This is not Pratt's first leadership gift. In 2006, he made the lead gift for the state-of-the-art Pratt Pavilion practice facility. And in the 1990s, he honored his father, Floyd, by creating an endowed scholarship in his name as a member of the Nathan Dougherty Society. A native of Athens, Tennessee, Pratt currently resides in McLean, Virginia. He graduated from the University of Tennessee's Haslam College of Business in 1973 and serves as chairman and CEO of First Savings Mortgage Corporation, the largest private mortgage banker in Washington D.C.

"The renovation of the locker rooms at Thompson-Boling Arena is another sign of the commitment by the University of Tennessee to compete for championships in basketball," Pratt said. "This investment will benefit our Vol and Lady Vol student-athletes and help Coaches Warlick and Barnes bring future Tennessee greats to Knoxville."

Architects for the renovations are from Studio Four Design, and the general contractor is Johnson & Galyon Construction--both of Knoxville.

Thompson-Boling Arena opened in the fall of 1987 and is now in its 30th year hosting on-campus events. During that time, the venue has welcomed and served more than 24 million patrons.

The University of Tennessee athletics department is one of fewer than 10 departments in the country that receives no funds from state subsidies or taxes.


Prior to the 2007-08 season, UT added a basketball-only practice facility, Pratt Pavilion, which houses two full-size gymnasiums (one for each of the men's and women's basketball teams) as well as an athletic training room, weight room and film-study room.

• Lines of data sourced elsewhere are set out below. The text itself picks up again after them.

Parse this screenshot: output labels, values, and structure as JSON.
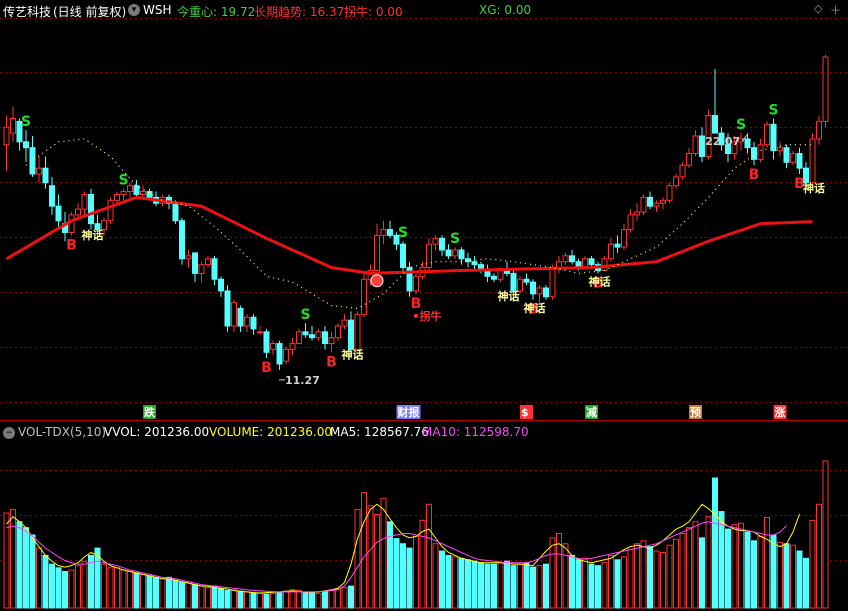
{
  "main_header": {
    "stock_name": "传艺科技",
    "period": "(日线 前复权)",
    "indicator": "WSH",
    "labels": [
      {
        "text": "今重心: 19.72",
        "color": "#3ed23e"
      },
      {
        "text": "长期趋势: 16.37",
        "color": "#ff3030"
      },
      {
        "text": "拐牛: 0.00",
        "color": "#ff3030"
      },
      {
        "text": "XG: 0.00",
        "color": "#3ed23e"
      }
    ]
  },
  "vol_header": {
    "name": "VOL-TDX(5,10)",
    "labels": [
      {
        "text": "VVOL: 201236.00",
        "color": "#ffffff"
      },
      {
        "text": "VOLUME: 201236.00",
        "color": "#ffff00"
      },
      {
        "text": "MA5: 128567.76",
        "color": "#ffffff"
      },
      {
        "text": "MA10: 112598.70",
        "color": "#ff44ff"
      }
    ]
  },
  "icons": {
    "menu": "gear-dropdown-icon",
    "diamond": "diamond-icon",
    "plus": "plus-icon",
    "minus": "minus-icon"
  },
  "colors": {
    "up": "#ff3030",
    "down": "#54ffff",
    "trend": "#ee1111",
    "dots_main": "#ffff66",
    "grid": "#8a0000",
    "ma5": "#ffff00",
    "ma10": "#ff44ff",
    "buy": "#ff2020",
    "sell": "#22dd22",
    "shenhua": "#ffff99"
  },
  "chart_data": {
    "type": "candlestick",
    "price_ylim": [
      10.2,
      23.2
    ],
    "volume_ylim": [
      0,
      230000
    ],
    "price_annotations": [
      {
        "text": "22.07",
        "index": 114
      },
      {
        "text": "11.27",
        "index": 42
      }
    ],
    "candles": [
      [
        19.0,
        20.0,
        18.1,
        19.6
      ],
      [
        19.4,
        20.3,
        19.1,
        19.9
      ],
      [
        19.8,
        19.9,
        18.8,
        19.1
      ],
      [
        19.1,
        19.5,
        18.4,
        18.9
      ],
      [
        18.9,
        19.3,
        17.9,
        18.0
      ],
      [
        18.0,
        18.6,
        17.7,
        18.2
      ],
      [
        18.2,
        18.6,
        17.5,
        17.7
      ],
      [
        17.6,
        17.9,
        16.6,
        16.9
      ],
      [
        16.9,
        17.3,
        16.2,
        16.4
      ],
      [
        16.3,
        16.7,
        15.7,
        16.0
      ],
      [
        16.0,
        16.7,
        15.9,
        16.6
      ],
      [
        16.6,
        17.0,
        16.4,
        16.8
      ],
      [
        16.8,
        17.4,
        16.6,
        17.3
      ],
      [
        17.3,
        17.5,
        16.1,
        16.3
      ],
      [
        16.3,
        16.6,
        15.9,
        16.1
      ],
      [
        16.1,
        16.5,
        15.9,
        16.4
      ],
      [
        16.4,
        17.2,
        16.3,
        17.1
      ],
      [
        17.1,
        17.4,
        16.9,
        17.3
      ],
      [
        17.3,
        17.5,
        17.1,
        17.4
      ],
      [
        17.4,
        17.7,
        17.1,
        17.6
      ],
      [
        17.6,
        17.8,
        17.2,
        17.3
      ],
      [
        17.3,
        17.6,
        17.2,
        17.4
      ],
      [
        17.4,
        17.5,
        17.1,
        17.2
      ],
      [
        17.2,
        17.4,
        16.9,
        17.0
      ],
      [
        17.0,
        17.3,
        16.9,
        17.2
      ],
      [
        17.2,
        17.3,
        16.8,
        17.0
      ],
      [
        17.0,
        17.1,
        16.3,
        16.4
      ],
      [
        16.4,
        16.5,
        14.9,
        15.1
      ],
      [
        15.1,
        15.4,
        14.8,
        15.2
      ],
      [
        15.3,
        15.3,
        14.3,
        14.6
      ],
      [
        14.6,
        15.0,
        14.3,
        14.9
      ],
      [
        14.9,
        15.2,
        14.8,
        15.1
      ],
      [
        15.1,
        15.2,
        14.2,
        14.4
      ],
      [
        14.4,
        14.5,
        13.8,
        14.0
      ],
      [
        14.0,
        14.2,
        12.6,
        12.8
      ],
      [
        12.8,
        13.7,
        12.6,
        13.6
      ],
      [
        13.4,
        13.5,
        12.6,
        12.8
      ],
      [
        12.8,
        13.2,
        12.6,
        13.1
      ],
      [
        13.1,
        13.2,
        12.5,
        12.7
      ],
      [
        12.6,
        12.8,
        12.5,
        12.6
      ],
      [
        12.6,
        12.7,
        11.7,
        11.9
      ],
      [
        12.0,
        12.3,
        11.8,
        12.2
      ],
      [
        12.2,
        12.3,
        11.3,
        11.5
      ],
      [
        11.6,
        12.1,
        11.5,
        12.0
      ],
      [
        12.0,
        12.4,
        11.8,
        12.2
      ],
      [
        12.2,
        12.7,
        12.2,
        12.6
      ],
      [
        12.6,
        12.9,
        12.4,
        12.5
      ],
      [
        12.5,
        12.8,
        12.3,
        12.4
      ],
      [
        12.4,
        12.7,
        12.3,
        12.6
      ],
      [
        12.6,
        12.8,
        12.0,
        12.2
      ],
      [
        12.2,
        12.6,
        11.9,
        12.4
      ],
      [
        12.4,
        12.9,
        12.3,
        12.8
      ],
      [
        12.8,
        13.2,
        12.7,
        13.0
      ],
      [
        13.0,
        13.3,
        11.7,
        12.0
      ],
      [
        12.0,
        13.3,
        12.0,
        13.2
      ],
      [
        13.2,
        14.6,
        13.1,
        14.4
      ],
      [
        14.4,
        14.9,
        14.2,
        14.7
      ],
      [
        14.7,
        16.3,
        14.6,
        15.9
      ],
      [
        15.9,
        16.4,
        15.6,
        16.1
      ],
      [
        16.1,
        16.4,
        15.8,
        15.9
      ],
      [
        15.9,
        16.0,
        15.4,
        15.6
      ],
      [
        15.6,
        15.7,
        14.6,
        14.8
      ],
      [
        14.8,
        15.0,
        13.8,
        14.0
      ],
      [
        14.0,
        14.6,
        13.9,
        14.5
      ],
      [
        14.5,
        15.0,
        14.4,
        14.8
      ],
      [
        14.8,
        15.8,
        14.7,
        15.6
      ],
      [
        15.6,
        15.9,
        15.4,
        15.8
      ],
      [
        15.8,
        15.9,
        15.2,
        15.4
      ],
      [
        15.4,
        15.6,
        15.1,
        15.2
      ],
      [
        15.2,
        15.5,
        15.1,
        15.4
      ],
      [
        15.4,
        15.5,
        14.9,
        15.1
      ],
      [
        15.1,
        15.3,
        14.8,
        15.0
      ],
      [
        15.0,
        15.2,
        14.7,
        14.9
      ],
      [
        14.9,
        15.0,
        14.6,
        14.7
      ],
      [
        14.7,
        14.9,
        14.3,
        14.5
      ],
      [
        14.5,
        14.6,
        14.3,
        14.4
      ],
      [
        14.4,
        14.8,
        14.3,
        14.7
      ],
      [
        14.7,
        15.0,
        14.5,
        14.6
      ],
      [
        14.6,
        14.7,
        13.8,
        14.0
      ],
      [
        14.0,
        14.5,
        13.9,
        14.4
      ],
      [
        14.4,
        14.6,
        14.2,
        14.3
      ],
      [
        14.3,
        14.4,
        13.7,
        13.9
      ],
      [
        13.9,
        14.2,
        13.6,
        14.1
      ],
      [
        14.1,
        14.2,
        13.7,
        13.8
      ],
      [
        13.8,
        14.9,
        13.7,
        14.8
      ],
      [
        14.8,
        15.2,
        14.6,
        15.0
      ],
      [
        15.0,
        15.3,
        14.9,
        15.2
      ],
      [
        15.2,
        15.4,
        14.9,
        15.0
      ],
      [
        15.0,
        15.1,
        14.7,
        14.8
      ],
      [
        14.8,
        15.2,
        14.8,
        15.1
      ],
      [
        15.1,
        15.2,
        14.8,
        14.9
      ],
      [
        14.9,
        15.0,
        14.6,
        14.7
      ],
      [
        14.7,
        15.2,
        14.7,
        15.1
      ],
      [
        15.1,
        15.8,
        15.0,
        15.6
      ],
      [
        15.6,
        15.9,
        15.3,
        15.5
      ],
      [
        15.5,
        16.3,
        15.4,
        16.1
      ],
      [
        16.1,
        16.8,
        16.0,
        16.6
      ],
      [
        16.6,
        17.0,
        16.4,
        16.7
      ],
      [
        16.7,
        17.3,
        16.6,
        17.2
      ],
      [
        17.2,
        17.4,
        16.8,
        16.9
      ],
      [
        16.9,
        17.1,
        16.7,
        17.0
      ],
      [
        17.0,
        17.2,
        16.8,
        17.1
      ],
      [
        17.1,
        17.7,
        17.0,
        17.6
      ],
      [
        17.6,
        18.0,
        17.5,
        17.9
      ],
      [
        17.9,
        18.4,
        17.8,
        18.3
      ],
      [
        18.3,
        18.9,
        18.2,
        18.7
      ],
      [
        18.7,
        19.5,
        18.6,
        19.3
      ],
      [
        19.3,
        19.6,
        18.4,
        18.6
      ],
      [
        18.6,
        20.2,
        18.5,
        20.0
      ],
      [
        20.0,
        21.6,
        19.6,
        19.4
      ],
      [
        19.4,
        19.6,
        18.8,
        19.0
      ],
      [
        19.0,
        19.4,
        18.4,
        18.7
      ],
      [
        18.7,
        19.3,
        18.5,
        19.1
      ],
      [
        19.1,
        19.4,
        18.8,
        19.2
      ],
      [
        19.2,
        19.4,
        18.7,
        18.9
      ],
      [
        18.9,
        19.1,
        18.3,
        18.5
      ],
      [
        18.5,
        19.2,
        18.4,
        19.0
      ],
      [
        19.0,
        19.8,
        18.9,
        19.7
      ],
      [
        19.7,
        19.9,
        18.5,
        18.8
      ],
      [
        18.8,
        19.1,
        18.6,
        18.9
      ],
      [
        18.9,
        19.0,
        18.2,
        18.4
      ],
      [
        18.4,
        18.8,
        18.3,
        18.7
      ],
      [
        18.7,
        18.9,
        18.0,
        18.2
      ],
      [
        18.2,
        18.4,
        17.5,
        17.7
      ],
      [
        17.7,
        19.4,
        17.6,
        19.2
      ],
      [
        19.2,
        20.0,
        19.0,
        19.8
      ],
      [
        19.8,
        22.07,
        19.6,
        22.0
      ]
    ],
    "volume": [
      130000,
      135000,
      118000,
      110000,
      100000,
      82000,
      72000,
      60000,
      55000,
      50000,
      52000,
      58000,
      64000,
      72000,
      82000,
      60000,
      55000,
      55000,
      52000,
      50000,
      48000,
      46000,
      44000,
      42000,
      40000,
      42000,
      38000,
      35000,
      36000,
      32000,
      30000,
      28000,
      30000,
      26000,
      24000,
      25000,
      23000,
      22000,
      21000,
      20000,
      19000,
      20000,
      21000,
      23000,
      25000,
      24000,
      22000,
      21000,
      20000,
      22000,
      24000,
      26000,
      28000,
      30000,
      135000,
      158000,
      140000,
      128000,
      150000,
      118000,
      95000,
      88000,
      82000,
      98000,
      120000,
      142000,
      88000,
      78000,
      72000,
      70000,
      68000,
      66000,
      64000,
      62000,
      60000,
      60000,
      62000,
      64000,
      58000,
      60000,
      62000,
      56000,
      58000,
      60000,
      96000,
      102000,
      88000,
      72000,
      66000,
      68000,
      60000,
      58000,
      62000,
      72000,
      66000,
      70000,
      80000,
      88000,
      92000,
      84000,
      78000,
      76000,
      86000,
      94000,
      102000,
      110000,
      118000,
      96000,
      125000,
      178000,
      132000,
      108000,
      114000,
      116000,
      104000,
      92000,
      98000,
      124000,
      100000,
      90000,
      88000,
      86000,
      78000,
      68000,
      120000,
      142000,
      201236
    ],
    "trend_line": [
      [
        0,
        15.1
      ],
      [
        10,
        16.4
      ],
      [
        20,
        17.2
      ],
      [
        30,
        16.9
      ],
      [
        40,
        15.8
      ],
      [
        50,
        14.8
      ],
      [
        56,
        14.6
      ],
      [
        70,
        14.7
      ],
      [
        90,
        14.8
      ],
      [
        100,
        15.0
      ],
      [
        108,
        15.7
      ],
      [
        116,
        16.3
      ],
      [
        124,
        16.37
      ]
    ],
    "dotted_line_main": [
      [
        3,
        18.3
      ],
      [
        8,
        19.1
      ],
      [
        12,
        19.2
      ],
      [
        16,
        18.6
      ],
      [
        20,
        17.6
      ],
      [
        24,
        17.1
      ],
      [
        28,
        16.9
      ],
      [
        32,
        16.2
      ],
      [
        36,
        15.4
      ],
      [
        40,
        14.5
      ],
      [
        44,
        14.3
      ],
      [
        50,
        13.5
      ],
      [
        54,
        13.4
      ],
      [
        58,
        13.9
      ],
      [
        62,
        14.8
      ],
      [
        66,
        15.0
      ],
      [
        70,
        15.0
      ],
      [
        74,
        15.1
      ],
      [
        78,
        15.0
      ],
      [
        84,
        14.8
      ],
      [
        88,
        14.6
      ],
      [
        92,
        14.7
      ],
      [
        96,
        15.1
      ],
      [
        100,
        15.5
      ],
      [
        104,
        16.3
      ],
      [
        108,
        17.2
      ],
      [
        112,
        18.2
      ],
      [
        116,
        18.8
      ],
      [
        120,
        19.0
      ],
      [
        124,
        19.0
      ]
    ],
    "volume_ma5": [
      115000,
      125000,
      118000,
      110000,
      96000,
      84000,
      72000,
      64000,
      58000,
      56000,
      58000,
      62000,
      70000,
      76000,
      72000,
      64000,
      58000,
      55000,
      52000,
      50000,
      48000,
      46000,
      44000,
      42000,
      40000,
      40000,
      38000,
      36000,
      34000,
      32000,
      30000,
      30000,
      28000,
      27000,
      26000,
      24000,
      23000,
      22000,
      21000,
      20500,
      21000,
      21500,
      22000,
      23000,
      23500,
      22500,
      21500,
      21500,
      22000,
      23500,
      25000,
      27000,
      35000,
      60000,
      95000,
      118000,
      135000,
      142000,
      135000,
      122000,
      110000,
      100000,
      96000,
      98000,
      105000,
      108000,
      96000,
      84000,
      76000,
      72000,
      68000,
      66000,
      64000,
      62000,
      62000,
      62000,
      62000,
      61000,
      60000,
      60000,
      59000,
      58000,
      68000,
      78000,
      86000,
      88000,
      82000,
      72000,
      66000,
      64000,
      62000,
      64000,
      66000,
      68000,
      74000,
      80000,
      84000,
      86000,
      84000,
      82000,
      86000,
      92000,
      100000,
      108000,
      112000,
      118000,
      130000,
      142000,
      136000,
      128000,
      118000,
      112000,
      108000,
      106000,
      106000,
      104000,
      98000,
      94000,
      88000,
      84000,
      88000,
      104000,
      128567
    ],
    "volume_ma10": [
      110000,
      112000,
      110000,
      105000,
      98000,
      90000,
      82000,
      76000,
      70000,
      65000,
      62000,
      60000,
      60000,
      62000,
      64000,
      62000,
      60000,
      58000,
      55000,
      52000,
      50000,
      48000,
      46000,
      44000,
      42000,
      41000,
      40000,
      38000,
      36000,
      34000,
      32000,
      31000,
      30000,
      29000,
      28000,
      27000,
      26000,
      25000,
      24000,
      23500,
      23000,
      22500,
      22000,
      22000,
      22000,
      22000,
      22000,
      22000,
      22500,
      23000,
      24000,
      25000,
      30000,
      42000,
      56000,
      70000,
      80000,
      90000,
      95000,
      98000,
      100000,
      102000,
      102000,
      100000,
      98000,
      96000,
      92000,
      88000,
      84000,
      80000,
      76000,
      72000,
      68000,
      66000,
      65000,
      64000,
      63000,
      62000,
      62000,
      62000,
      62000,
      64000,
      68000,
      72000,
      74000,
      74000,
      72000,
      70000,
      68000,
      67000,
      68000,
      70000,
      72000,
      74000,
      76000,
      78000,
      80000,
      82000,
      84000,
      86000,
      88000,
      92000,
      96000,
      100000,
      104000,
      108000,
      112000,
      116000,
      118000,
      116000,
      114000,
      112000,
      110000,
      108000,
      106000,
      104000,
      102000,
      100000,
      100000,
      104000,
      112598
    ],
    "signals": [
      {
        "text": "S",
        "index": 3,
        "kind": "sell"
      },
      {
        "text": "B",
        "index": 10,
        "kind": "buy"
      },
      {
        "text": "S",
        "index": 18,
        "kind": "sell"
      },
      {
        "text": "B",
        "index": 40,
        "kind": "buy"
      },
      {
        "text": "S",
        "index": 46,
        "kind": "sell"
      },
      {
        "text": "B",
        "index": 50,
        "kind": "buy"
      },
      {
        "text": "S",
        "index": 61,
        "kind": "sell"
      },
      {
        "text": "B",
        "index": 63,
        "kind": "buy"
      },
      {
        "text": "S",
        "index": 69,
        "kind": "sell"
      },
      {
        "text": "B",
        "index": 81,
        "kind": "buy"
      },
      {
        "text": "B",
        "index": 91,
        "kind": "buy"
      },
      {
        "text": "S",
        "index": 113,
        "kind": "sell"
      },
      {
        "text": "B",
        "index": 115,
        "kind": "buy"
      },
      {
        "text": "S",
        "index": 118,
        "kind": "sell"
      },
      {
        "text": "B",
        "index": 122,
        "kind": "buy"
      }
    ],
    "shenhua_marks": [
      {
        "text": "神话",
        "index": 11
      },
      {
        "text": "神话",
        "index": 51
      },
      {
        "text": "神话",
        "index": 75
      },
      {
        "text": "神话",
        "index": 79
      },
      {
        "text": "神话",
        "index": 89
      },
      {
        "text": "神话",
        "index": 122
      }
    ],
    "guainiu_mark": {
      "text": "拐牛",
      "index": 63
    },
    "bottom_tags": [
      {
        "text": "跌",
        "index": 22,
        "color": "#22aa22"
      },
      {
        "text": "财报",
        "index": 61,
        "color": "#7777ff"
      },
      {
        "text": "$",
        "index": 80,
        "color": "#ff3030"
      },
      {
        "text": "减",
        "index": 90,
        "color": "#22aa22"
      },
      {
        "text": "预",
        "index": 106,
        "color": "#cc7733"
      },
      {
        "text": "涨",
        "index": 119,
        "color": "#ff3030"
      }
    ]
  }
}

Construction of Pratt Pavilion also marked the beginning of the "first phase" of renovations to Thompson-Boling Arena. This $19 million phase included the addition of 32 luxury suites located in the north balcony, a loge area just below the suites that includes 166 side court seats, new seats for the entire arena, a $3 million center-hung scoreboard and concourse refurbishments, such as graphics and other amenities.

In the "second phase" of Thompson-Boling Arena renovations, the athletics department overhauled the men's and women's basketball offices during the 2010-11 campaign, creating a new and impressive "front door" for both programs.

New to Thompson-Boling Arena for the 2013-14 season was a 360-degree LED ribbon board that runs along the bottom of the upper deck.

In March of 2014, Thompson-Boling Arena became the third college basketball arena to install an LED lighting system, which features fixtures that are smaller, brighter, and up to 85 percent more efficient than conventional arena metal halide lights. The system--developed and manufactured by Oak Ridge-based LED North America at the Tech 20/20 incubator facility in Oak Ridge, Tennessee--incorporates Oak Ridge National Laboratory technology and was installed by Knoxville-based Bandit Lites.

Most recently, the weight room in Pratt Pavilion was renovated and expanded to 4,350 square feet in the summer of 2016. Additions include a full-court-length stretch of synthetic turf, a custom rubber floor, a 40-foot, steel-reinforced throwing wall, six Keiser Functional Trainers, four TRUEStretch Cages, three custom, 10-foot Power Lift pulley units (ideal for taller student-athletes), seven sets of 90-pound PowerBlocks and a zoned, high-powered stereo system.